--- PROBLEM REQUIREMENTS ---
Only the lines holding "Tests" are wanted. Copy every one from the records below.

◆ ◆ ◆ ◆ ◆ ◆ ◆

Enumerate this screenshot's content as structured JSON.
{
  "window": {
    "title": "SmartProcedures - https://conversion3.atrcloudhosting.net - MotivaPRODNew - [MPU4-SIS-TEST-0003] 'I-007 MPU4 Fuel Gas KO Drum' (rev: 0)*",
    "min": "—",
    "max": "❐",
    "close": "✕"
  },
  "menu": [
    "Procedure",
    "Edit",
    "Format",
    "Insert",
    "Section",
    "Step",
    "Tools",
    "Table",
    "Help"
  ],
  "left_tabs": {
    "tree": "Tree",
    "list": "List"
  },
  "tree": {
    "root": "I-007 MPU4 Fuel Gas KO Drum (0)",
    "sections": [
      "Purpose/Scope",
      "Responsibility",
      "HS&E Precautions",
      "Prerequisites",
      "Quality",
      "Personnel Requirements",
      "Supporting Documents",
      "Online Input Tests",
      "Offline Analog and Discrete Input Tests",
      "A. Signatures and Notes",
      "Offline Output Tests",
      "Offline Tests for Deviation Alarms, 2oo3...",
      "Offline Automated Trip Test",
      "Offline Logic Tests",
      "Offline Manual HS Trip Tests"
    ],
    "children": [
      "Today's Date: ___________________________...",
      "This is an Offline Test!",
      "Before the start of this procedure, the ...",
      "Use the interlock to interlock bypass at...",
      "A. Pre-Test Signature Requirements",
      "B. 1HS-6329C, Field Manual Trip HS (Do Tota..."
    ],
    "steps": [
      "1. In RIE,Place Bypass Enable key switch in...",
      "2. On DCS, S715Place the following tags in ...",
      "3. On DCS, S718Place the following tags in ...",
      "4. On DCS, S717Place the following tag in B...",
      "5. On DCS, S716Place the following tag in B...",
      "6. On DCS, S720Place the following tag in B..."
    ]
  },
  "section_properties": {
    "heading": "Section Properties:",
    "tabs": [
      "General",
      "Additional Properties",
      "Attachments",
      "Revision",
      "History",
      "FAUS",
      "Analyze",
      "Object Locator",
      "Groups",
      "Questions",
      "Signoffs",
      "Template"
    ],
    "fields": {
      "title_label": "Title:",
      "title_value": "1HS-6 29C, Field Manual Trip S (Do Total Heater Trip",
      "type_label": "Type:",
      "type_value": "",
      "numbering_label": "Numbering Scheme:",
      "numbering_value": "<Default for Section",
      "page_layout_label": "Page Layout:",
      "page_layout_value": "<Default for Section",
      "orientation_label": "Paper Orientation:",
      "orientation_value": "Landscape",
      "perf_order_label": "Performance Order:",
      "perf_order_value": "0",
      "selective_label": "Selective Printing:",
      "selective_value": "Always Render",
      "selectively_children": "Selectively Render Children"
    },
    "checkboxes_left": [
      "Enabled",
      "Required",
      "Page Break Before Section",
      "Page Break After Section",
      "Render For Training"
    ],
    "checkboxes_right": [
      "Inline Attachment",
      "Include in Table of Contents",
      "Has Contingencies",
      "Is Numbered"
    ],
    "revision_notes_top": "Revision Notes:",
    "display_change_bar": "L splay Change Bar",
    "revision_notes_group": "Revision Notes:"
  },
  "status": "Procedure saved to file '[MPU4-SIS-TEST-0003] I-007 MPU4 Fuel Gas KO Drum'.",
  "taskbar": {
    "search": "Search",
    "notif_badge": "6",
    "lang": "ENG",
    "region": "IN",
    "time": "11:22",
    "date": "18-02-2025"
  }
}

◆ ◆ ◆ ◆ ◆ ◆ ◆

--- PROBLEM SOLUTION ---
      "Online Input Tests",
      "Offline Analog and Discrete Input Tests",
      "Offline Output Tests",
      "Offline Tests for Deviation Alarms, 2oo3...",
      "Offline Logic Tests",
      "Offline Manual HS Trip Tests"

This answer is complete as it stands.